Bash: Hardware Commands

3 minute read

Description:

Bash hardware commands that have to do with the file system and accessing files.

To move directories

cd /path/to/go/to

# Navigates to a user's "home". For root = /root/home or a user "gerry" is /home/gerry
cd ~

# Navigates to root of filesystem
cd /

To view a directories contents (hidden and in list form):

ls -al

To create a file

touch filename
touch mytext.txt

To copy a file (can use “.” as current path)

cp soure/path destination/path

# Copy file.txt from current directory to user's home directory
cp ./file.txt /home/user/

To delete a file

rm file.txt

# Force remove a directory recursively. Be careful with this one!! 
rm -rf 

# Also run an echo first to make sure, example:
echo rm -rf /home/user/docs

#check output - looks safe; let's do it for real...
rm -rf /home/user/docs

To move files

mv /source /dest
mv mytext.txt /home/user/documents/

To create a shortcut

ln source destination
ln mytext.txt /home/user/documents/

To create a folder

mkdir foldername
mkdir my-docs

To delete a folder (only if empty)

rmdir my-docs

To mount drives in Linux

mount (device name) /destination

To unmount drives

umount /currentMountPoint

# Unmount all drives
umount /a

Searching for files # there are 3 ways to find files in Linux, “find” is the most aggresive

  1. locate – to use this, you need to run “updatedb &” first (use & to background it). This “db” is a built-in index of your file system. ex: locate mytext.txt
  2. which – which is used to figure out a programs dir. Ex: which nc.exe # should return /usr/share/windows-binaries/nc.exe or wherever you have nc.exe installed
  3. find – This is the most common. Tons of switches. Ex: find / -name mytext.txt

Archiving & Compression

Tar – The basic “zip” file for Linux systems. Commonly used with Gzip (see below).

To compress a directory to a tar.gz

tar -czvf name-of-archive.tar.gz /path/to/directory-or-file

To extract a tar to the current dir

tar -xzvf archive.tar.gz

To extract a tarball into location where you want

tar -xzvf backup.tar -C /location

NOTE: Only use “z” with gzip

Gzip – This program compresses the contents of files using complex mathematical algorithms.
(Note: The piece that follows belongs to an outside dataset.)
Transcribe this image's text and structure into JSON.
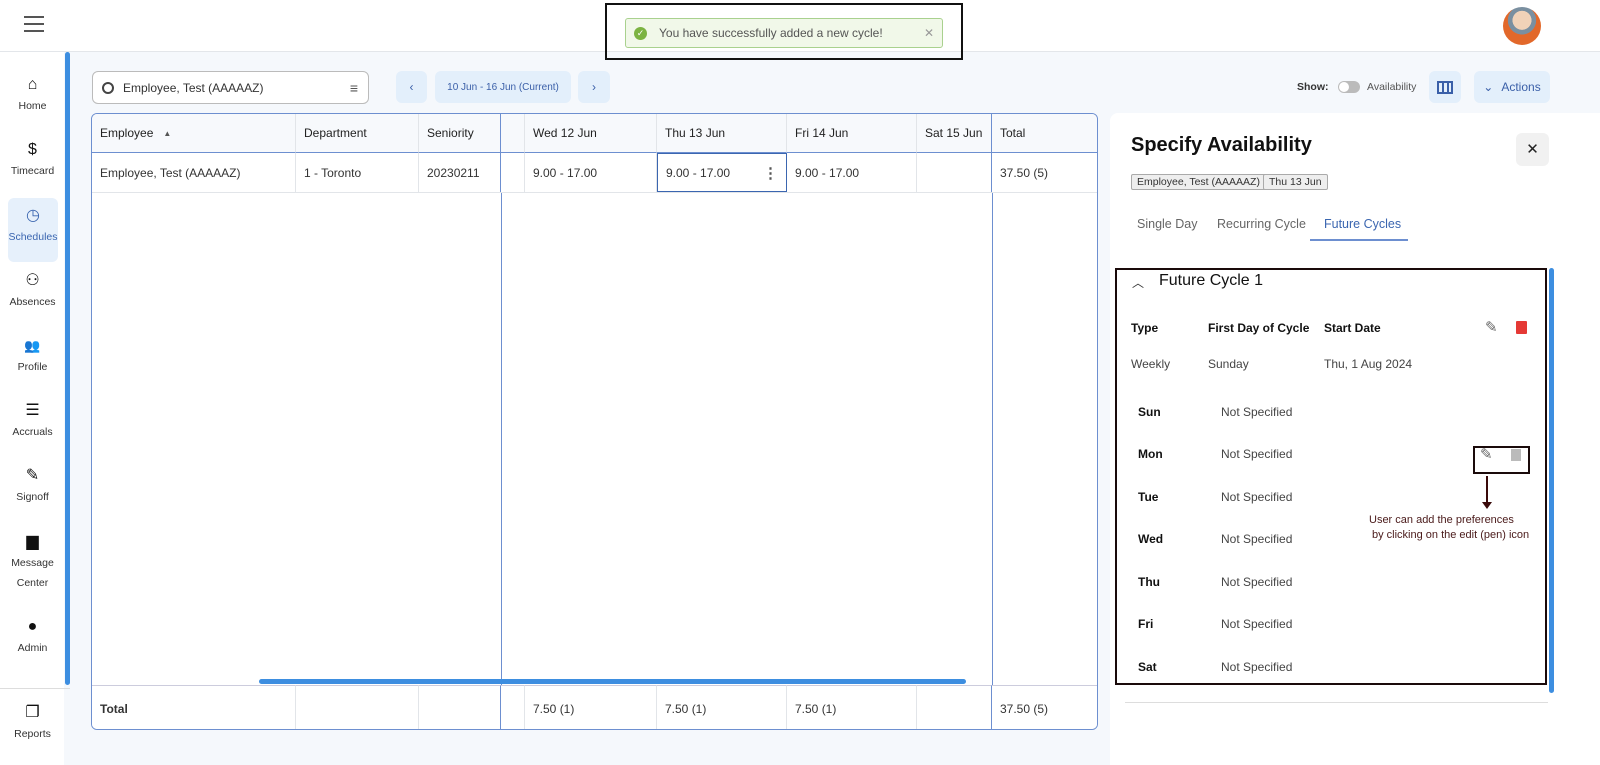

Files compressed in this way are given the extension .gz and need to be uncompressed before they can be used. To compress several files or even entire directories, use the tar command. The archive files created by tar end with .tar. If the tar archive was also compressed using gzip, the ending is .tgz or .tar.gz. If it was compressed using bzip2, the ending is .tar.bz2.
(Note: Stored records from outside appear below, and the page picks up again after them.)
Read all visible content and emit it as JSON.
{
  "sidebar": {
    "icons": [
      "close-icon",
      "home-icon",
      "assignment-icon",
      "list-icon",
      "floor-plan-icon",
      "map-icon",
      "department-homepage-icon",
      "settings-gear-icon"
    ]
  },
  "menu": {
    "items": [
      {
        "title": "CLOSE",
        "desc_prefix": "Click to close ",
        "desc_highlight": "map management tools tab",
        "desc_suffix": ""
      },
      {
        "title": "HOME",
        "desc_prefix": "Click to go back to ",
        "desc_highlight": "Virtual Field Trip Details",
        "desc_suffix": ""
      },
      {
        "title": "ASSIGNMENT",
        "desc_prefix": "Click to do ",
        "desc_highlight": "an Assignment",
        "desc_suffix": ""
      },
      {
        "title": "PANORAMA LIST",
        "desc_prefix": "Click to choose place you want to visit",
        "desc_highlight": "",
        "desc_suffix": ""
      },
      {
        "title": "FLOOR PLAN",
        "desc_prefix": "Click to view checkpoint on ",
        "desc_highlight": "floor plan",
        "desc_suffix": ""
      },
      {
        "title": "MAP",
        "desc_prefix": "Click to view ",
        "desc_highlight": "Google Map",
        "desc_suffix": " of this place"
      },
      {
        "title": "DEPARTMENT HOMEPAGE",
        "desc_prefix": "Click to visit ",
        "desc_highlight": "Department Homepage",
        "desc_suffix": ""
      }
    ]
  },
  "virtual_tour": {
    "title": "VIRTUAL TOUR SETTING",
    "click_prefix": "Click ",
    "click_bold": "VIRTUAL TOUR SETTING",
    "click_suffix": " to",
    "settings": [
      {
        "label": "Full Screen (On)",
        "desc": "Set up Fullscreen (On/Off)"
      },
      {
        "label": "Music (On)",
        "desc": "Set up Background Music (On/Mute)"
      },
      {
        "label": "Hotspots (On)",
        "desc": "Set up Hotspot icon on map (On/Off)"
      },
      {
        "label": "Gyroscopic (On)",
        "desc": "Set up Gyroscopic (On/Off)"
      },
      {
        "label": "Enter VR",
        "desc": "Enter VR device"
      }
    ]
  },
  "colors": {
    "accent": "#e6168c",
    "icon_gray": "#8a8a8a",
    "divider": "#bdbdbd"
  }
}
Viewing files:

To see a file’s information

file filename
file mytext.txt

To view a file in terminal

cat filename

# Use path to file
cat ./mytext.txt

View a file half a page at a time:
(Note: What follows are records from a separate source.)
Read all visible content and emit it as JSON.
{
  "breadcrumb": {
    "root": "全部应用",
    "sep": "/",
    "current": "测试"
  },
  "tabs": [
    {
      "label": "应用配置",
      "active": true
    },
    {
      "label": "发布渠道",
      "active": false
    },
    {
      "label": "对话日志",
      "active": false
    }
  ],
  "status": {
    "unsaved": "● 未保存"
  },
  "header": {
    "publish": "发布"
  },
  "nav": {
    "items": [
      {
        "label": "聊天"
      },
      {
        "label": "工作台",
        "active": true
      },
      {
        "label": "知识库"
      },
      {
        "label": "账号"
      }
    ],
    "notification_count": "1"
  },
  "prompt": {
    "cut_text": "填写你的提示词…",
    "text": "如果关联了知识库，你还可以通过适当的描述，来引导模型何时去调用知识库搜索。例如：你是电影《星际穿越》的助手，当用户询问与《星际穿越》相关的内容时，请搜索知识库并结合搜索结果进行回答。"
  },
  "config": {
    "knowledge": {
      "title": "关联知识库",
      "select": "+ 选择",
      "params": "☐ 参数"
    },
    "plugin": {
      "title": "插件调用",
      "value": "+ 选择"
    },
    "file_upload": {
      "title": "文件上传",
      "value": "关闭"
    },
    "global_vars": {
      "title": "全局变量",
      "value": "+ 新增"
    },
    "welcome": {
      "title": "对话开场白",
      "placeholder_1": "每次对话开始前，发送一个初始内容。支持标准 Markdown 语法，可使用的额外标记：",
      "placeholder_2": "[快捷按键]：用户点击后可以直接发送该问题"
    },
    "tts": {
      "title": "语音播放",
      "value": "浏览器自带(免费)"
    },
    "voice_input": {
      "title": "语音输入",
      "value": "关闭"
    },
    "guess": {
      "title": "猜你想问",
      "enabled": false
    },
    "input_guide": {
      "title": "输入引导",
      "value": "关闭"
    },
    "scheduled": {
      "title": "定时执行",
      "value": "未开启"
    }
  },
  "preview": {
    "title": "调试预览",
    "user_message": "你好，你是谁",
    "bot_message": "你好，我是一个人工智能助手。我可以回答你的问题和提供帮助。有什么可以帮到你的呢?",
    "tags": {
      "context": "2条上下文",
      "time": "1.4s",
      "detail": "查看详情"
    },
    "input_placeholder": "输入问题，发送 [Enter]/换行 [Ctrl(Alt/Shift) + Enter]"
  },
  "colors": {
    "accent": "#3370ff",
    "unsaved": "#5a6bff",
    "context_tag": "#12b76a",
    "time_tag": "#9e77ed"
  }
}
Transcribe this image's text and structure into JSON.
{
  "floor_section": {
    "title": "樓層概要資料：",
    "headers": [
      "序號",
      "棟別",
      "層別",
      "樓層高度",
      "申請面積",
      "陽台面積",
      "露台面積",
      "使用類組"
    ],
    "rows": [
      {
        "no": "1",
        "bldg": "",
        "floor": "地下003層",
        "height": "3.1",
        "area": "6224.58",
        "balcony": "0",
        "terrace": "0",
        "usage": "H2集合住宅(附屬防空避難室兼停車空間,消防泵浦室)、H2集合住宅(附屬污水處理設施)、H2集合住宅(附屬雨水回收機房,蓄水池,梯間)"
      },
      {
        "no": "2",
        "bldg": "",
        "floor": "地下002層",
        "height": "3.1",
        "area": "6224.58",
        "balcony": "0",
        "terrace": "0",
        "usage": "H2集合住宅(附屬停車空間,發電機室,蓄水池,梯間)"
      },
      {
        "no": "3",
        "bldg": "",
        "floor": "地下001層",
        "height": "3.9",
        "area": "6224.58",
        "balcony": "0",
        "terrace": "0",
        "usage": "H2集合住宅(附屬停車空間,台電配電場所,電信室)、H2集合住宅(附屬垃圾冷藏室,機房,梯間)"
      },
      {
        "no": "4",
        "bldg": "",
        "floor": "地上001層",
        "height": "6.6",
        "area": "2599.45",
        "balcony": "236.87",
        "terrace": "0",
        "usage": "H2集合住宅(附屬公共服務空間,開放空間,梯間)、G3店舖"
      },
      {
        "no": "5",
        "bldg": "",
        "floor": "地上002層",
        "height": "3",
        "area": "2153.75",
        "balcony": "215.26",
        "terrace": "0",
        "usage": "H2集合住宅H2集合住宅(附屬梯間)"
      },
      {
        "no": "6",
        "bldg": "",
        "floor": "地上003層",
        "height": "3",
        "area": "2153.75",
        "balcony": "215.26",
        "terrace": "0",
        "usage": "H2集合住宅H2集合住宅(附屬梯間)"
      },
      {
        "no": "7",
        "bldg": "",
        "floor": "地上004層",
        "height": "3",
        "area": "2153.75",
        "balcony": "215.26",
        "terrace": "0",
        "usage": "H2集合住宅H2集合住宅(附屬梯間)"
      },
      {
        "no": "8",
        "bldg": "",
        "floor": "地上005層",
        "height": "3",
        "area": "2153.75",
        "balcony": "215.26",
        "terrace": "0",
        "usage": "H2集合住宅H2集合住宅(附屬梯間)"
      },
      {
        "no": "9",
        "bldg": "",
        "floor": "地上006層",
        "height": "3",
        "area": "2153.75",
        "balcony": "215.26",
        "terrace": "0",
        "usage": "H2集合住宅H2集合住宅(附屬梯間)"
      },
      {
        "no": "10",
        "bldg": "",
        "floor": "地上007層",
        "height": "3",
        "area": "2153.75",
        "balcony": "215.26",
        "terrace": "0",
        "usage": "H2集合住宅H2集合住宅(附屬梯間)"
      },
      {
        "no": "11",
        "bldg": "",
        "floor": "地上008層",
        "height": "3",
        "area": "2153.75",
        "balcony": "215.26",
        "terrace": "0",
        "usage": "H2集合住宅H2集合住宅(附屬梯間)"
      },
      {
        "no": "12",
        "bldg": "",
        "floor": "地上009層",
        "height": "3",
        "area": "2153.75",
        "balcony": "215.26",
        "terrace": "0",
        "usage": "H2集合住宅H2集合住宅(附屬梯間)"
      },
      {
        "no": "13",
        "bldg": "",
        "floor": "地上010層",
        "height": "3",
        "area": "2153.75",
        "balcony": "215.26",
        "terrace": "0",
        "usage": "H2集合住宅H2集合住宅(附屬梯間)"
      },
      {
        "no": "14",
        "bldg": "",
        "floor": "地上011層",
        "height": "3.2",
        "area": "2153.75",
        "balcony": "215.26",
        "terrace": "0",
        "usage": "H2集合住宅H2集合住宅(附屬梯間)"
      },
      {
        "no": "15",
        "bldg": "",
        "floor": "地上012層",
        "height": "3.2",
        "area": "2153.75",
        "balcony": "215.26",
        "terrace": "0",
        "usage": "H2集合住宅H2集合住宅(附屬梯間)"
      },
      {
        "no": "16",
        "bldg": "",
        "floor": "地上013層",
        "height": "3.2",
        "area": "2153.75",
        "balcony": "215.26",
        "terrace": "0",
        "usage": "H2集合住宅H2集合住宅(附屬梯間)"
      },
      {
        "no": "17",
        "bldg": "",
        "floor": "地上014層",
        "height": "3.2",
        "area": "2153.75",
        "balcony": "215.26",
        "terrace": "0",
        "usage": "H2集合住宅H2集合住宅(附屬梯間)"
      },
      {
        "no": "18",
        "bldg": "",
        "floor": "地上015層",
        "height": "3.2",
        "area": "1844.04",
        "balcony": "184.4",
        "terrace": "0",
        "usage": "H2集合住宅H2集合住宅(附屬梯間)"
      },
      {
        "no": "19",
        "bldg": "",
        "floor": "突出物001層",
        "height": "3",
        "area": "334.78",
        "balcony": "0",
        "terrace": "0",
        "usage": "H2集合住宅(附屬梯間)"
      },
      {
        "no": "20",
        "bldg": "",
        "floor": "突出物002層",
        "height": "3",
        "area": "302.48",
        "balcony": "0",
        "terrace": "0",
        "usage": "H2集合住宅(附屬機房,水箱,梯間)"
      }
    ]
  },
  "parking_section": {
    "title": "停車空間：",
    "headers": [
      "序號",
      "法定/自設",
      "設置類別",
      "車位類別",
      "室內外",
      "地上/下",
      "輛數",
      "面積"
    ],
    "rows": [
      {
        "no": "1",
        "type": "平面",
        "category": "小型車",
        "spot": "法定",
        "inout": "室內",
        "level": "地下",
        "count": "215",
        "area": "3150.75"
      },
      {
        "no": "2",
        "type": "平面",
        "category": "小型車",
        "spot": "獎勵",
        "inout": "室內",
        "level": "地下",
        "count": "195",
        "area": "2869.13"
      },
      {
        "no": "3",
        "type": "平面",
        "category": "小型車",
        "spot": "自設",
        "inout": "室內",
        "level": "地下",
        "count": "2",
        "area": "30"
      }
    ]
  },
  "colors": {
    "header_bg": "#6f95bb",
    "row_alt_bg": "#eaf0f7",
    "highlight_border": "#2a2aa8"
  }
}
less filename
less mytext.txt

To search within a file for a particular string

# Searches files for your search string
grep (search string)

# Used often with pipelined input
cat mytext.txt | grep info

To compare files

diff file1 file2

File System Information:

To lists the disks

fdisk -l

To see how much free disk space you have

df -h

# Human readable
df -aT

To see how much used space you have (in current dir)

du -h

To see how much free memory you have

# Output in MB
free -m

To see currently running programs memory usage

# Press H for customization
top

To see a processes usage

ps
aux

To stop a process

# You have to use -9 to force kill. This command requires that you know the process id first
kill (process-id)

# Allows you to specify name instead of PID
killall (processname)

System Details

Show system date

date

To display PCI devices

lspci

To see architecture of machine

# To see lots of info
uname -a

# To see architechture
arch
uname -m

# To display operating system
uname -o

To see the hardware platform
uname -i

# Network node hostname
uname -n
hostname

# Show kernel version
uname -r

# for specific distro info:
cat /etc/SuSE-release
cat /etc/redhat-release

To see kernel messages

dmesg | less
dmesg | grep -i # (usb, memory, and many other options)

To see hardware info for attached devices:

# CPU information
cat /proc/cpuinfo

# Show memory use
cat /proc/meminfo

# Show file swap
cat /proc/swaps

# Show version of the kernel
cat /proc/version

# Show mounted file systems
cat /proc/mounts